[Data records for software interfaces]
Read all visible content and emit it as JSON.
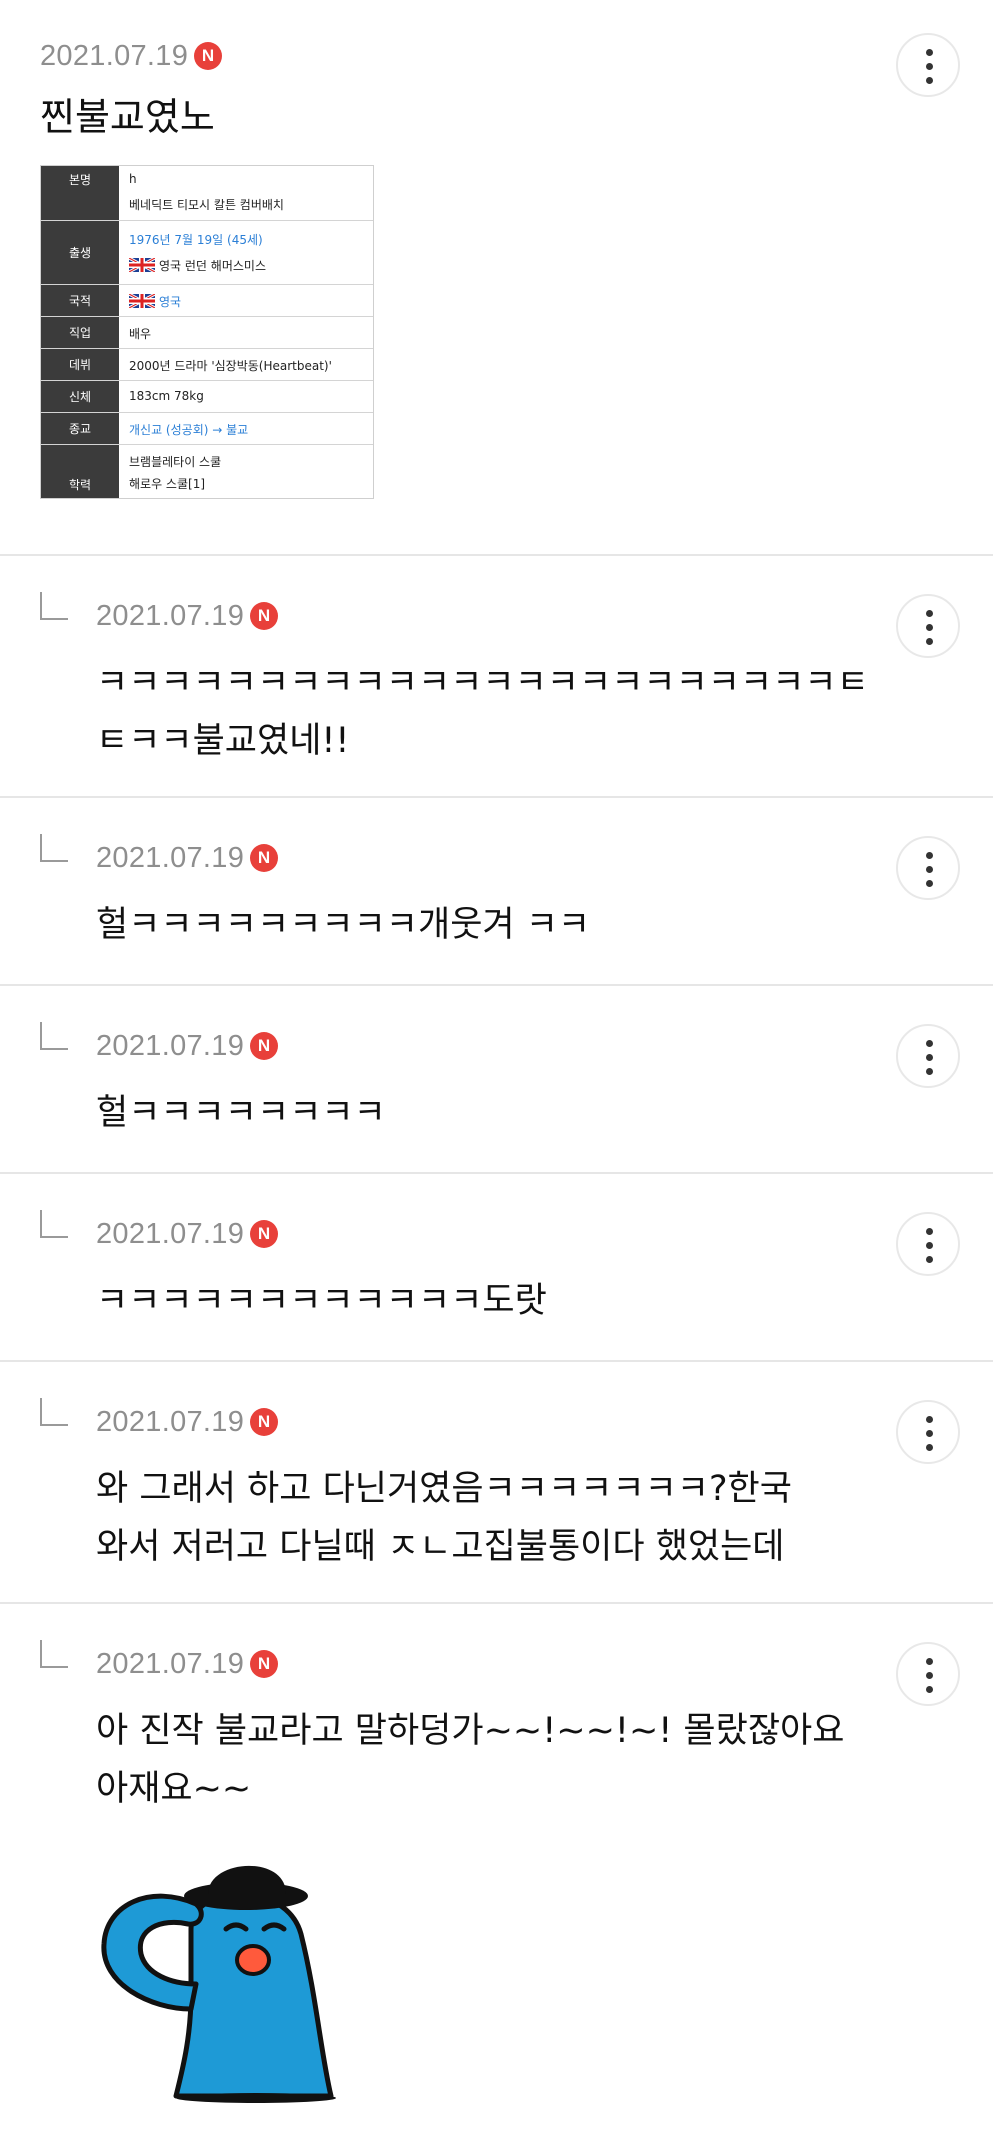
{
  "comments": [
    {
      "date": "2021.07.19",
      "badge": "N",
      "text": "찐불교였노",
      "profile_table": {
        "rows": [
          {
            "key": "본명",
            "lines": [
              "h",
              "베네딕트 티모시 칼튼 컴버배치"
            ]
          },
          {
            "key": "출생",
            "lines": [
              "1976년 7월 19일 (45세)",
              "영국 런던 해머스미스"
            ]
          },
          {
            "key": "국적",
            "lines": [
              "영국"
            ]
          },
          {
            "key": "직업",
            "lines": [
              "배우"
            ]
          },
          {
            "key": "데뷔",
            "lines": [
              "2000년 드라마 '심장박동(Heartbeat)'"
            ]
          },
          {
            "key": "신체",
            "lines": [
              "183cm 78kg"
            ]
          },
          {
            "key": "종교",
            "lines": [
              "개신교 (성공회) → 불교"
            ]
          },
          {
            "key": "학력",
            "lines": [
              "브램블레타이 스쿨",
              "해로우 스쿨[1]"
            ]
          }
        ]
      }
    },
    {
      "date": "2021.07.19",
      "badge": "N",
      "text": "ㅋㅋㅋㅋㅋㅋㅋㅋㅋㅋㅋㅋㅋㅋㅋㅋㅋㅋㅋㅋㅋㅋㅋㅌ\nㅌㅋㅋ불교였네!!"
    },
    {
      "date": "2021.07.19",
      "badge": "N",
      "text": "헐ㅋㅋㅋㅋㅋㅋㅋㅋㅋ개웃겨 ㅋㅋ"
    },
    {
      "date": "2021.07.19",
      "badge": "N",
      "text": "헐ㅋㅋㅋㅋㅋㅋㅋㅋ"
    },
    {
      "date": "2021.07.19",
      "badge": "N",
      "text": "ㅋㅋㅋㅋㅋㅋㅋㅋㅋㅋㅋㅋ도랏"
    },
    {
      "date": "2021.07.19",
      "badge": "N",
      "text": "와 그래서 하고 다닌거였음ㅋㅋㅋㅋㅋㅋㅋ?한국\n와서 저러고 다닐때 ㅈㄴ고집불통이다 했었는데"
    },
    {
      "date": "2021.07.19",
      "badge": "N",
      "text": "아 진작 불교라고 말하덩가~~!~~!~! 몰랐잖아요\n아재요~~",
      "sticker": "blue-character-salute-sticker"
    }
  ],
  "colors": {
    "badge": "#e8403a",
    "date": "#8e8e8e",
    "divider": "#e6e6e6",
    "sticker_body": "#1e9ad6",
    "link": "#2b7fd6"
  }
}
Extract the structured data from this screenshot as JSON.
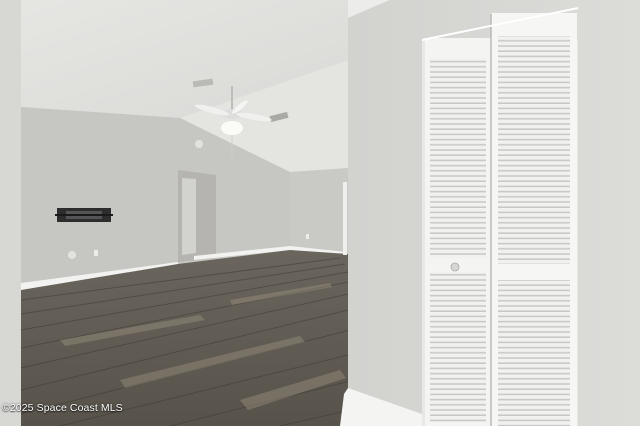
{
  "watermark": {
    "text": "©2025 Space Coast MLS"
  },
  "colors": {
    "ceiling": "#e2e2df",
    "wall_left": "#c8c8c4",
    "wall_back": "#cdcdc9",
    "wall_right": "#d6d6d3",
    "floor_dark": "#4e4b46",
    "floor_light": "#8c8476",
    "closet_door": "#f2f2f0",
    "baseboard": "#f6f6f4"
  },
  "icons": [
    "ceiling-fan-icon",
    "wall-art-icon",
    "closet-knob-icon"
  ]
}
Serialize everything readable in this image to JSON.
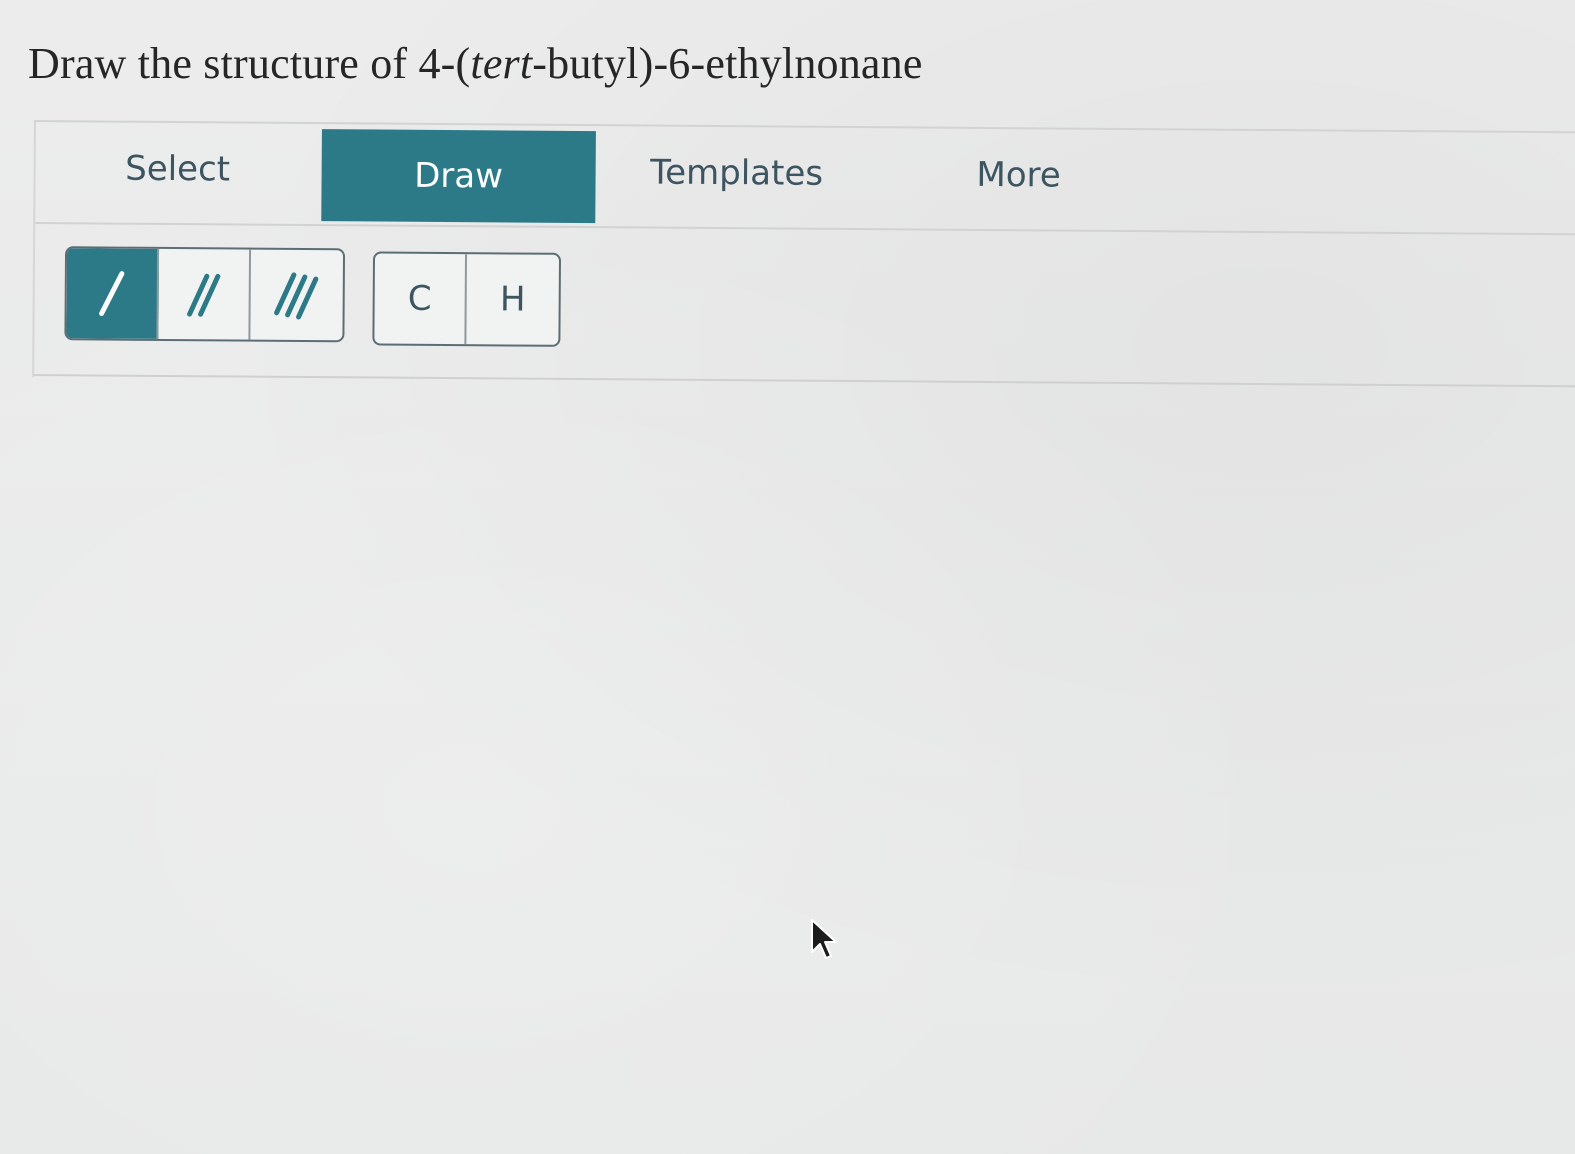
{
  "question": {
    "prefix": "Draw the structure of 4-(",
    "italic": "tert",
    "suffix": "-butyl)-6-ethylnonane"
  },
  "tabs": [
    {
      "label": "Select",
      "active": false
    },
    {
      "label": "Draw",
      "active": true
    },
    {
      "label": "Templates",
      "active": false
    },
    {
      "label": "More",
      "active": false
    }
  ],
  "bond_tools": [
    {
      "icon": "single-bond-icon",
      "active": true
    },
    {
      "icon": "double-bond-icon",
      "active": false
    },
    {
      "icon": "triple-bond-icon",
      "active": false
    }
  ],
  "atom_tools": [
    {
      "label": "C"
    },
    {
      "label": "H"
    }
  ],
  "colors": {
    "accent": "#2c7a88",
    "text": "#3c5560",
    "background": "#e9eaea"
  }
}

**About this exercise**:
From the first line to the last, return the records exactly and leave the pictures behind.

**The answer**:
Read all visible content and emit it as JSON.
{
  "comments": [
    {
      "date": "2021.07.19",
      "badge": "N",
      "text": "찐불교였노",
      "profile_table": {
        "rows": [
          {
            "key": "본명",
            "lines": [
              "h",
              "베네딕트 티모시 칼튼 컴버배치"
            ]
          },
          {
            "key": "출생",
            "lines": [
              "1976년 7월 19일 (45세)",
              "영국 런던 해머스미스"
            ]
          },
          {
            "key": "국적",
            "lines": [
              "영국"
            ]
          },
          {
            "key": "직업",
            "lines": [
              "배우"
            ]
          },
          {
            "key": "데뷔",
            "lines": [
              "2000년 드라마 '심장박동(Heartbeat)'"
            ]
          },
          {
            "key": "신체",
            "lines": [
              "183cm 78kg"
            ]
          },
          {
            "key": "종교",
            "lines": [
              "개신교 (성공회) → 불교"
            ]
          },
          {
            "key": "학력",
            "lines": [
              "브램블레타이 스쿨",
              "해로우 스쿨[1]"
            ]
          }
        ]
      }
    },
    {
      "date": "2021.07.19",
      "badge": "N",
      "text": "ㅋㅋㅋㅋㅋㅋㅋㅋㅋㅋㅋㅋㅋㅋㅋㅋㅋㅋㅋㅋㅋㅋㅋㅌ\nㅌㅋㅋ불교였네!!"
    },
    {
      "date": "2021.07.19",
      "badge": "N",
      "text": "헐ㅋㅋㅋㅋㅋㅋㅋㅋㅋ개웃겨 ㅋㅋ"
    },
    {
      "date": "2021.07.19",
      "badge": "N",
      "text": "헐ㅋㅋㅋㅋㅋㅋㅋㅋ"
    },
    {
      "date": "2021.07.19",
      "badge": "N",
      "text": "ㅋㅋㅋㅋㅋㅋㅋㅋㅋㅋㅋㅋ도랏"
    },
    {
      "date": "2021.07.19",
      "badge": "N",
      "text": "와 그래서 하고 다닌거였음ㅋㅋㅋㅋㅋㅋㅋ?한국\n와서 저러고 다닐때 ㅈㄴ고집불통이다 했었는데"
    },
    {
      "date": "2021.07.19",
      "badge": "N",
      "text": "아 진작 불교라고 말하덩가~~!~~!~! 몰랐잖아요\n아재요~~",
      "sticker": "blue-character-salute-sticker"
    }
  ],
  "colors": {
    "badge": "#e8403a",
    "date": "#8e8e8e",
    "divider": "#e6e6e6",
    "sticker_body": "#1e9ad6",
    "link": "#2b7fd6"
  }
}
Extract the structured data from this screenshot as JSON.
{
  "watermark": {
    "text": "©2025 Space Coast MLS"
  },
  "colors": {
    "ceiling": "#e2e2df",
    "wall_left": "#c8c8c4",
    "wall_back": "#cdcdc9",
    "wall_right": "#d6d6d3",
    "floor_dark": "#4e4b46",
    "floor_light": "#8c8476",
    "closet_door": "#f2f2f0",
    "baseboard": "#f6f6f4"
  },
  "icons": [
    "ceiling-fan-icon",
    "wall-art-icon",
    "closet-knob-icon"
  ]
}
Serialize everything readable in this image to JSON.
{
  "question": {
    "prefix": "Draw the structure of 4-(",
    "italic": "tert",
    "suffix": "-butyl)-6-ethylnonane"
  },
  "tabs": [
    {
      "label": "Select",
      "active": false
    },
    {
      "label": "Draw",
      "active": true
    },
    {
      "label": "Templates",
      "active": false
    },
    {
      "label": "More",
      "active": false
    }
  ],
  "bond_tools": [
    {
      "icon": "single-bond-icon",
      "active": true
    },
    {
      "icon": "double-bond-icon",
      "active": false
    },
    {
      "icon": "triple-bond-icon",
      "active": false
    }
  ],
  "atom_tools": [
    {
      "label": "C"
    },
    {
      "label": "H"
    }
  ],
  "colors": {
    "accent": "#2c7a88",
    "text": "#3c5560",
    "background": "#e9eaea"
  }
}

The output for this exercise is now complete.